Experts say the use of a tobacco tax to fund the SCHIP expansion will place a greater burden on those the program was designed to help.
According to the Centers for Disease Control and Prevention, undereducated and lower-income Americans are more likely to smoke than their better-paid, more highly educated peers. “Given such data,” said Camp, “it is hard to imagine a more regressive policy, disproportionately targeting such disadvantaged groups for higher taxes.”
“At a time when the last thing we need is an even weaker small business community,” said Grover Norquist, president of Americans for Tax Reform, “a tax increase on tobacco products will not only hurt consumers and scapegoat a segment of the American population for using a legal product, but will also hurt small businesses, many of which often lean on tobacco sales to stay in business.
“Furthermore,” said Norquist, “such a tax increase follows the absurd rationale of discouraging a behavior on the one hand while at the same time relying on its continuance as a revenue stream.
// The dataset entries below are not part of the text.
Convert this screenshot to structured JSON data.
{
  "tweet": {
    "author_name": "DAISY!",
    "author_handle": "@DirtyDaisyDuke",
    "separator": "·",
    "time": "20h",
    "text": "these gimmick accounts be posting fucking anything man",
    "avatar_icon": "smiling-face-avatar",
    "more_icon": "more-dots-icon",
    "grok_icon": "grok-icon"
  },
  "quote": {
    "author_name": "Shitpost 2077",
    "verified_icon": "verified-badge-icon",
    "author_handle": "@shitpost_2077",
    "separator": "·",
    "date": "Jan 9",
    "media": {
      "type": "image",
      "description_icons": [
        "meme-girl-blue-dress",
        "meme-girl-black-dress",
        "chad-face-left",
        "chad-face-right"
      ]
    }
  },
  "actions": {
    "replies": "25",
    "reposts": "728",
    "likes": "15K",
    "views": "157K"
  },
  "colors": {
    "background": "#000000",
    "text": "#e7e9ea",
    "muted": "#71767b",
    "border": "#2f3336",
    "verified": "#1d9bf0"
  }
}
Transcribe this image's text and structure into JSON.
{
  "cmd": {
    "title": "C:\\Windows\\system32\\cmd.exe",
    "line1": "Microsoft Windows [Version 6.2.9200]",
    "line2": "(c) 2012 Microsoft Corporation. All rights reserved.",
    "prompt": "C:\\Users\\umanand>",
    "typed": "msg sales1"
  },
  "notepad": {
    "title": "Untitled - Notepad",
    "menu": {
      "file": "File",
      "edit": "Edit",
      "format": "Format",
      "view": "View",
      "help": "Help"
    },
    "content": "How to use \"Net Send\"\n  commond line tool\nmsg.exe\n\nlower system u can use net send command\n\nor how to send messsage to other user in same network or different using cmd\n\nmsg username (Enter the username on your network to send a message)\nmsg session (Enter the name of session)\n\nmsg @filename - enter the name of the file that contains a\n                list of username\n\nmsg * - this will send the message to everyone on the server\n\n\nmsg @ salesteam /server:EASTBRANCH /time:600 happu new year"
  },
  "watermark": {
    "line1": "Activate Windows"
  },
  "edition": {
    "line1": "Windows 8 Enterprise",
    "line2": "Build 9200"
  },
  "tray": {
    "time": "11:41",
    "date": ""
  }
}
Funding an expansion of SCHIP on an already-declining revenue stream is irresponsible and dangerous policy.”
Experts say legislators should have paid closer attention to recent state-level attempts to expand taxpayer-funded programs, which have been derailed by soaring costs and a “crowding-out” of private health insurers.
Grace-Marie Turner, president of the Galen Institute, cited “Hawaii’s hard-learned lesson in health care economics,” referring to the Aloha State’s Keiki Care program established in 2008 to provide coverage to children whose parents couldn’t afford private insurance but whose income was too great to qualify for other public programs.
“Hawaii officials learned that, if you offer people insurance for free, they’ll quickly drop other coverage to enroll. After seven months of operation, during which 85 percent of Keiki enrollees were former private policyholders, [Gov. Linda Lingle (R)] was forced to eliminate the program altogether,” Turner noted.
“People who were already able to afford health care began to stop paying for it so they could get it for free,” said Dr. Kenny Fink of Hawaii’s Department of Human Services in a release.
Congress attempted to expand SCHIP in 2007, but legislation was twice vetoed by then-President George W. Bush, who objected to relaxing the program’s eligibility requirements when nearly two-thirds of the nation’s uninsured children were already eligible to enroll.
In addition, according to the Centers for Medicare and Medicaid Services (CMS), 42 percent of that eligible uninsured population were actually enrolled in a state SCHIP or Medicaid program in 2007, but declined to renew their enrollment—an indication that SCHIP and other taxpayer-funded programs were not as popular as their proponents claim.
Reform Efforts Rebuffed
In 2008 CMS, at Bush’s behest, issued a directive tightening SCHIP eligibility requirements, forcing states to limit the program to children whose family income was 2.5 times the federal poverty level or less. Families making $44,000 per year or more were to be removed from the SCHIP rolls and held out of the program until their state had enrolled 95 percent of its eligible uninsured in the program.
Bush rescinded the directive after pressure from state governments wishing to continue offering SCHIP benefits to people ineligible under federal guidelines.
At press time, the SCHIP resolution was still pending in the Senate. Congressional observers expect the House version of the measure ultimately to be signed into law by President Obama.
Jeff Emanuel ([email protected]) is research fellow for health care policy at The Heartland Institute and managing editor of Health Care News.
For more information …
House Resolution 2: http://thomas.loc.gov/cgi-bin/query/z?c111:H.R.2
“22 Million New Smokers Needed: Funding SCHIP With a Tobacco Tax,” The Heritage Foundation: http://www.heritage.org/Research/HealthCare/wm1548.cfm